**AIM OF THE TASK**
Nothing in the records below may change; print them all exactly.

# # #

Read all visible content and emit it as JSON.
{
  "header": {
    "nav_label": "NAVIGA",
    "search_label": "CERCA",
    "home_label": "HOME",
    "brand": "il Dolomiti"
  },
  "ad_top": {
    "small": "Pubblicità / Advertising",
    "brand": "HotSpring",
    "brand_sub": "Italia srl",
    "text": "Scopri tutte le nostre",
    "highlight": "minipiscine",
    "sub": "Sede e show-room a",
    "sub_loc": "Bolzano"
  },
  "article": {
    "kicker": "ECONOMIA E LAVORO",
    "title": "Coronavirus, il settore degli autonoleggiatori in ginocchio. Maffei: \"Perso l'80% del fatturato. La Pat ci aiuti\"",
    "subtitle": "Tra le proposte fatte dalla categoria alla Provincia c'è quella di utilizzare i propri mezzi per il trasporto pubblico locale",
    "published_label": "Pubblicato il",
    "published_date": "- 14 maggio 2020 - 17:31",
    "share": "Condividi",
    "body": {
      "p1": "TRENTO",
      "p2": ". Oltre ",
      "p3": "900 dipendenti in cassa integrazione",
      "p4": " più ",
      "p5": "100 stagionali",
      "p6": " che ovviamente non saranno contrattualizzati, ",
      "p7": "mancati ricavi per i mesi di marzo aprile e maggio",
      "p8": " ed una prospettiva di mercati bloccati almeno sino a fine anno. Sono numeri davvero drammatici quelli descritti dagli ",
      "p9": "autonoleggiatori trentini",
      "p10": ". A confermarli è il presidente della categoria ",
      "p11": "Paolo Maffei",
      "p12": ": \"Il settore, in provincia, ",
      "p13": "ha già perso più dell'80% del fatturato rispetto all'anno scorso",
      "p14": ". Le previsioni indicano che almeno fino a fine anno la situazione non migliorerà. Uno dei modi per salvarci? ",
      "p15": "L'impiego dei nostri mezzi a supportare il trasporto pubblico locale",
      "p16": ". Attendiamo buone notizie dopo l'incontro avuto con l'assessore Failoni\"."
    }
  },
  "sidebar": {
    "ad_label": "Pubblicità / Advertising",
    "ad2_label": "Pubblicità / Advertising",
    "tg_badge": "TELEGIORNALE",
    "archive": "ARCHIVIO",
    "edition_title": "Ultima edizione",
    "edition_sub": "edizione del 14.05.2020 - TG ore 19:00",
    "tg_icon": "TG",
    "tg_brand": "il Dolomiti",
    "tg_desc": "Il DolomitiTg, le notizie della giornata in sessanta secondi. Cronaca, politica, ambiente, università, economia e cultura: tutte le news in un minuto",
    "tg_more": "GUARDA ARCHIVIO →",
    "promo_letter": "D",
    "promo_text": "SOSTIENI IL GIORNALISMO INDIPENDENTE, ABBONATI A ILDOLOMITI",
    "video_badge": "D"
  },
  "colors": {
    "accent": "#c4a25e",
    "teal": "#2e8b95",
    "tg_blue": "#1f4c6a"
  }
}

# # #

**RESULT OF THE TASK**
Read all visible content and emit it as JSON.
{
  "header": {
    "nav_label": "NAVIGA",
    "search_label": "CERCA",
    "home_label": "HOME",
    "brand": "il Dolomiti"
  },
  "ad_top": {
    "small": "Pubblicità / Advertising",
    "brand": "HotSpring",
    "brand_sub": "Italia srl",
    "text": "Scopri tutte le nostre",
    "highlight": "minipiscine",
    "sub": "Sede e show-room a",
    "sub_loc": "Bolzano"
  },
  "article": {
    "kicker": "ECONOMIA E LAVORO",
    "title": "Coronavirus, il settore degli autonoleggiatori in ginocchio. Maffei: \"Perso l'80% del fatturato. La Pat ci aiuti\"",
    "subtitle": "Tra le proposte fatte dalla categoria alla Provincia c'è quella di utilizzare i propri mezzi per il trasporto pubblico locale",
    "published_label": "Pubblicato il",
    "published_date": "- 14 maggio 2020 - 17:31",
    "share": "Condividi",
    "body": {
      "p1": "TRENTO",
      "p2": ". Oltre ",
      "p3": "900 dipendenti in cassa integrazione",
      "p4": " più ",
      "p5": "100 stagionali",
      "p6": " che ovviamente non saranno contrattualizzati, ",
      "p7": "mancati ricavi per i mesi di marzo aprile e maggio",
      "p8": " ed una prospettiva di mercati bloccati almeno sino a fine anno. Sono numeri davvero drammatici quelli descritti dagli ",
      "p9": "autonoleggiatori trentini",
      "p10": ". A confermarli è il presidente della categoria ",
      "p11": "Paolo Maffei",
      "p12": ": \"Il settore, in provincia, ",
      "p13": "ha già perso più dell'80% del fatturato rispetto all'anno scorso",
      "p14": ". Le previsioni indicano che almeno fino a fine anno la situazione non migliorerà. Uno dei modi per salvarci? ",
      "p15": "L'impiego dei nostri mezzi a supportare il trasporto pubblico locale",
      "p16": ". Attendiamo buone notizie dopo l'incontro avuto con l'assessore Failoni\"."
    }
  },
  "sidebar": {
    "ad_label": "Pubblicità / Advertising",
    "ad2_label": "Pubblicità / Advertising",
    "tg_badge": "TELEGIORNALE",
    "archive": "ARCHIVIO",
    "edition_title": "Ultima edizione",
    "edition_sub": "edizione del 14.05.2020 - TG ore 19:00",
    "tg_icon": "TG",
    "tg_brand": "il Dolomiti",
    "tg_desc": "Il DolomitiTg, le notizie della giornata in sessanta secondi. Cronaca, politica, ambiente, università, economia e cultura: tutte le news in un minuto",
    "tg_more": "GUARDA ARCHIVIO →",
    "promo_letter": "D",
    "promo_text": "SOSTIENI IL GIORNALISMO INDIPENDENTE, ABBONATI A ILDOLOMITI",
    "video_badge": "D"
  },
  "colors": {
    "accent": "#c4a25e",
    "teal": "#2e8b95",
    "tg_blue": "#1f4c6a"
  }
}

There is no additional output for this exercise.